However, three years in the life of 8-year-old Scout Finch, her brother, Jem, and their father, Atticus, are consumed by the arrest and eventual trial of a young black man accused of raping a white woman. By the end of the novel, their world has expanded to enclose the irrational nature of humans. Jem and Scout's growing up is portrayed by a series of events that shatters their innocence as easily as a mockingbird can be silenced.
Lee uses a combination of insignificant and profound events: the trial of Tom Robinson, Walter Cunningham, and their relationship with Boo Radley to develop and display the children’s growth in maturity. One of the first cracks in Scout’s armour of naivete occurs due to the fact that she speaks her mind. On Scout’s first day of school Scout tries to explain to her teacher that she is embarrassing Walter Cunningham by offering him something that he will not be able to pay back. Scout realizes that because her teacher is not a local, she will not know that about the Cunningham’s, but Scout's explanation gets her into trouble.
When Scout explains “Walter’s one of the Cunningham’s,” (26), she was not trying to be insulting, but Miss Caroline mistakes her frank and innocent explanation as arrogance or rudeness and punishes her for it. Scout's perception of the world and her classmates is not yet marred by the social divisions that adults see. When Scout has Walter over for a meal Scout really does insult Walter this time as she questions the way he eats by saying “But he’s gone and drowned his dinner in syrup” (32) and makes him feel self-conscious.
She is not doing it intentionally, she is just curious because she has never seen people who eat that way. She is too young to understand the social graces of Southern hospitality that dictate that you are always to make people feel at home and welcome no matter how unusual their habits may be. Scout and Jem are surrounded by racism and prejudice as children, but until they mature , they do not see it for what it is, until something enormously, obviously wrong occurs close to home. At first Scout does not understand what is wrong and keeps asking Jem questions about what is happening.
While Atticus is asking questions directed to Mayella, “Slowly but surely [she] could see the pattern of Atticus’ questions” (244). Although this shows that Scout’s understanding about her father has improved, she is still oblivious to the deeper meaning of the trial. While Jem is explaining to Dill, Scout “supposes” it is “the finer points of the trial” (252). With Jem being able to do this, this proves that Jem has matured greatly since the beginning. But what surprised Scout and blew Jem away was the obvious unfairness of the verdict.
When Jem states “You just can’t convict a man on evidence like that,” proves that Jem realizes the injustice that Tom Robinson faced (295). Atticus has shielded Scout and her brother from any outward prejudice against blacks. However, even he could not keep out the thought that coloured were not quite the same. Racism has been so deeply ingrained that Scout didn't realize its intensity and results until that tragedy opened her eyes. As a result, racism and its effects entered the ever-expanding world of the Finch children.

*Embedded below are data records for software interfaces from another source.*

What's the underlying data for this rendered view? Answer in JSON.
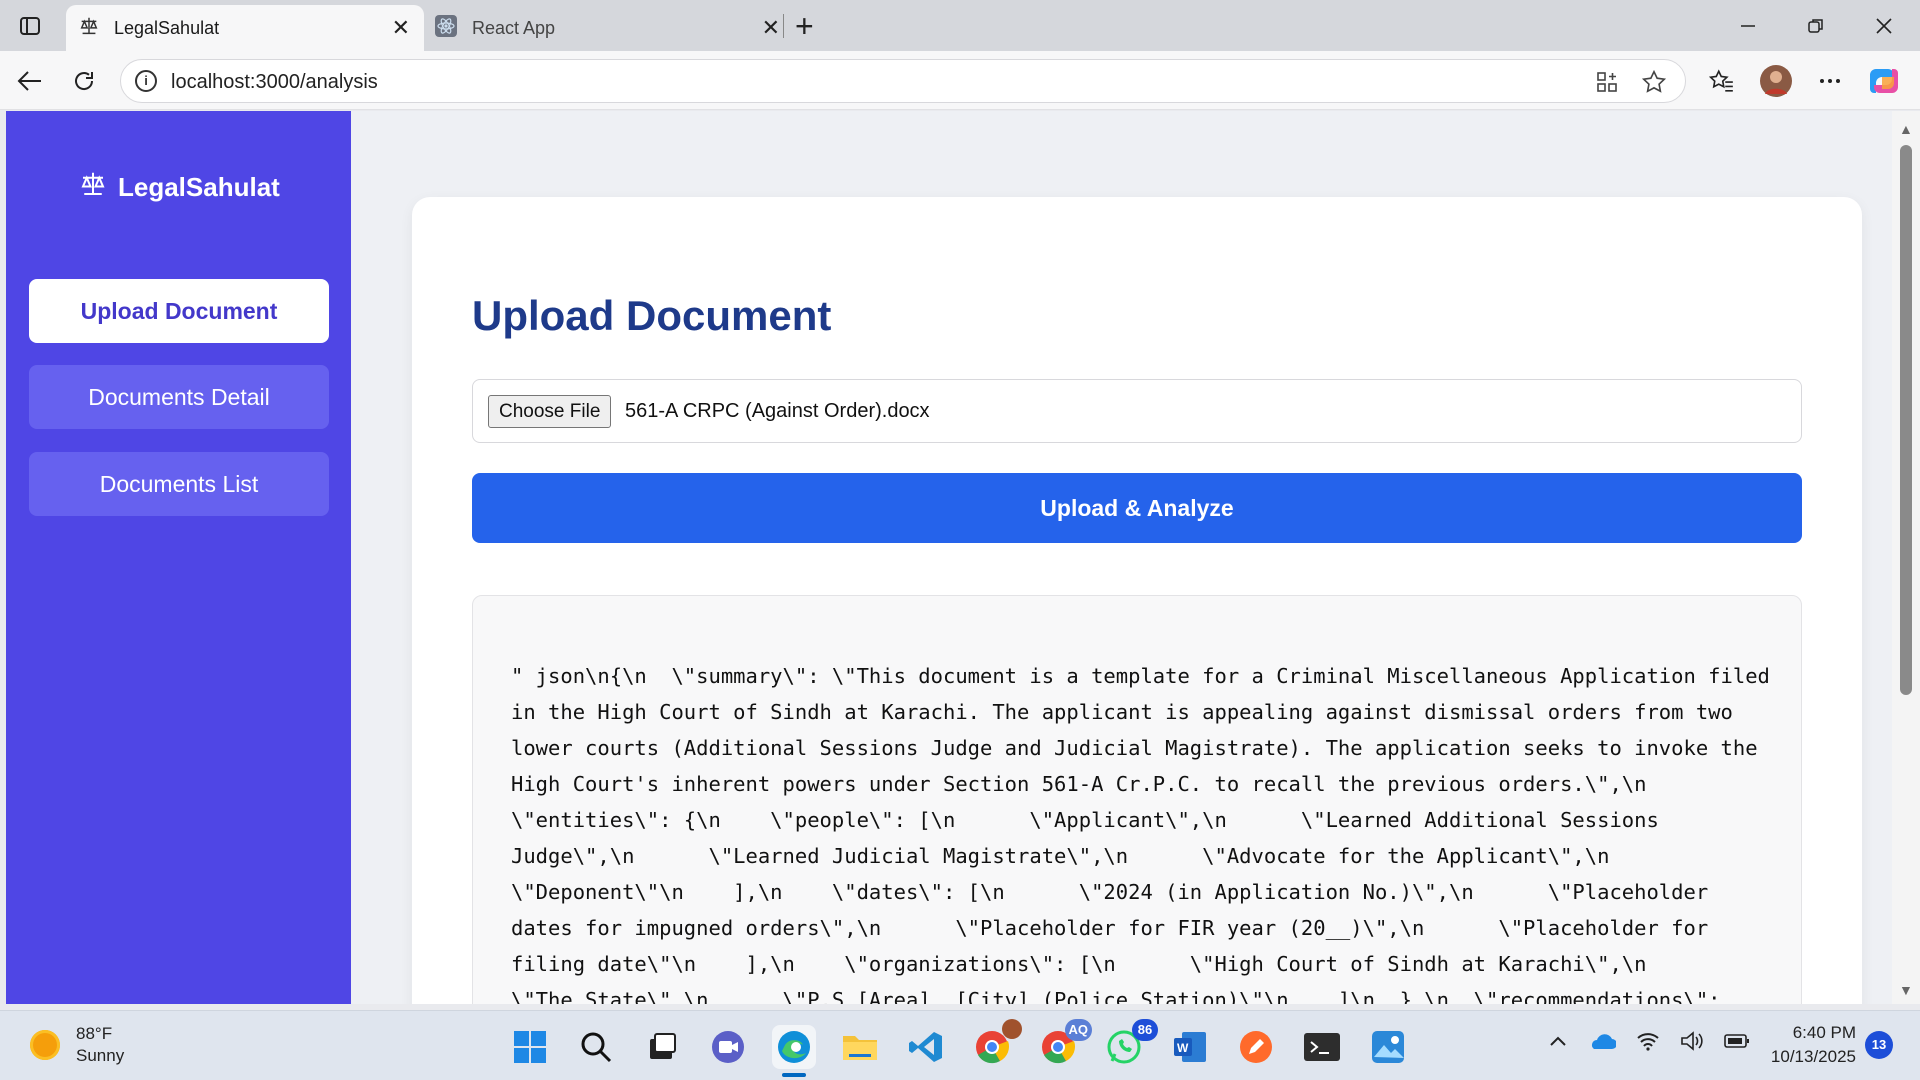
{
  "browser": {
    "tabs": [
      {
        "title": "LegalSahulat",
        "active": true
      },
      {
        "title": "React App",
        "active": false
      }
    ],
    "url": "localhost:3000/analysis"
  },
  "sidebar": {
    "brand": "LegalSahulat",
    "items": [
      {
        "label": "Upload Document",
        "active": true
      },
      {
        "label": "Documents Detail",
        "active": false
      },
      {
        "label": "Documents List",
        "active": false
      }
    ]
  },
  "main": {
    "title": "Upload Document",
    "file_input": {
      "button_label": "Choose File",
      "file_name": "561-A CRPC (Against Order).docx"
    },
    "upload_button": "Upload & Analyze",
    "result_text": "\" json\\n{\\n  \\\"summary\\\": \\\"This document is a template for a Criminal Miscellaneous Application filed in the High Court of Sindh at Karachi. The applicant is appealing against dismissal orders from two lower courts (Additional Sessions Judge and Judicial Magistrate). The application seeks to invoke the High Court's inherent powers under Section 561-A Cr.P.C. to recall the previous orders.\\\",\\n  \\\"entities\\\": {\\n    \\\"people\\\": [\\n      \\\"Applicant\\\",\\n      \\\"Learned Additional Sessions Judge\\\",\\n      \\\"Learned Judicial Magistrate\\\",\\n      \\\"Advocate for the Applicant\\\",\\n      \\\"Deponent\\\"\\n    ],\\n    \\\"dates\\\": [\\n      \\\"2024 (in Application No.)\\\",\\n      \\\"Placeholder dates for impugned orders\\\",\\n      \\\"Placeholder for FIR year (20__)\\\",\\n      \\\"Placeholder for filing date\\\"\\n    ],\\n    \\\"organizations\\\": [\\n      \\\"High Court of Sindh at Karachi\\\",\\n      \\\"The State\\\",\\n      \\\"P.S [Area], [City] (Police Station)\\\"\\n    ]\\n  },\\n  \\\"recommendations\\\":"
  },
  "taskbar": {
    "weather_temp": "88°F",
    "weather_desc": "Sunny",
    "time": "6:40 PM",
    "date": "10/13/2025",
    "notification_count": "13",
    "whatsapp_badge": "86",
    "chrome_badge": "AQ"
  }
}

Because of the perspective of childhood innocence, Boo Radley is given no identity apart from the youthful superstitions that surround him, and it is these superstitions that leave Jem and Scout oblivious to the fact that Boo just wants to protect them. Scout at first describes Boo as a “malevolent phantom,” (10) while Jem illustrates him as a “six-and-a-half feet tall” man that “dined on raw squirrels and any cats he could catch” (16). With these expressions they demonstrated how innocent the children are.

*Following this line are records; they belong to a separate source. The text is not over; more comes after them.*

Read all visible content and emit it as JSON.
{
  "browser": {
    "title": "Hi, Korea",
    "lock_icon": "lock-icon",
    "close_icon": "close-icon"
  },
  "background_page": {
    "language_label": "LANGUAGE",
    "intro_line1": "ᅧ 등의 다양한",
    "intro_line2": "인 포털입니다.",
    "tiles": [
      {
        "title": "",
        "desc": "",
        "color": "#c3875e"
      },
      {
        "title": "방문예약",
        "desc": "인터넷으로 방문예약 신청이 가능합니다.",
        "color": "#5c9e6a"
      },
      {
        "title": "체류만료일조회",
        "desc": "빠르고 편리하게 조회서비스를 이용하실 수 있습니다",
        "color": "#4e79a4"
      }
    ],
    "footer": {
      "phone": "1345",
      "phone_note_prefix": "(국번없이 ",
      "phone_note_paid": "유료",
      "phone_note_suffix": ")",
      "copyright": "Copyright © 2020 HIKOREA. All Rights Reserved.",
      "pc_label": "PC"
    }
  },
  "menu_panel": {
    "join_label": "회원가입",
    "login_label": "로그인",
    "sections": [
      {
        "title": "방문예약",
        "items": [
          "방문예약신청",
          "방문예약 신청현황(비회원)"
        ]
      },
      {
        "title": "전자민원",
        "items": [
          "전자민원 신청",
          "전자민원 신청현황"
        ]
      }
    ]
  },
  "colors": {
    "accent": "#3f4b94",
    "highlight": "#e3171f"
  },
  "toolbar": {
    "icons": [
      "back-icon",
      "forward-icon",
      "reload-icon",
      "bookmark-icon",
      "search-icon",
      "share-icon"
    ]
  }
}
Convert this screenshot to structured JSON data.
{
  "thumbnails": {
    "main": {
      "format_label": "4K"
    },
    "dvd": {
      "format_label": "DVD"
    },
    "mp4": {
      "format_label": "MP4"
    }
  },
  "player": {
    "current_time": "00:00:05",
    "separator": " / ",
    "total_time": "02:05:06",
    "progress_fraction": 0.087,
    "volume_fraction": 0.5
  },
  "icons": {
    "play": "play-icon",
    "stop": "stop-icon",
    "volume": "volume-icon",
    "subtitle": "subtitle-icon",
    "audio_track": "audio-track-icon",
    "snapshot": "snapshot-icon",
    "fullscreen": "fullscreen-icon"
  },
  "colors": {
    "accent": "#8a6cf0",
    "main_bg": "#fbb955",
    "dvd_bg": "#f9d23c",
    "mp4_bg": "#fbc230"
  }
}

After the children have found gifts inside a knot hole in a tree, their father finds out about their “game”. When Atticus witnesses his children leaving a note in the hole, he believes his children are causing harm so he tells them to “stop tormenting the man” (65). When Atticus says, “You just told me,” Jem did not realize that without actually saying that they were playing the Boo Radley game he still admitted to his father that that is what they were doing. Originally portrayed as a freak and a lunatic, Boo Radley continues to gain the sympathy of the children.
When Nathan Radley closes the hole, Scout sees it as no more gifts, but Jem takes it more to heart. Nathan Radley claims that the “tree’s dying” (83) so Jem asks his father where he says that the tree is fine. When Jem realizes that Nathan had just cut off their connection, he was “crying,” (84). It is when Scout and Jem need saving that Scout understands that Boo was just merely looking out for them. While saying “Hey Boo” in person, this shows how mature Scout has gotten during the three years (362).
Scout losses her innocence when she realizes that Boo Radley has given so much to them- gifts in the tree, a warm blanket on a cold night, folded up pants on a fence and their LIVES, but they have never repaid him. As if they were the harmless songbirds, the children's innocence is shattered by these events. Through their interactions with Walter, Tom’s trial and Boo Radley social prejudice, racism, mobs, and "social exceptions" are now a part of their world. The naivete and purity have been replaced by the knowledge of human nature and the corruption of our world. The world is no longer simple, and the mockingbird is dead.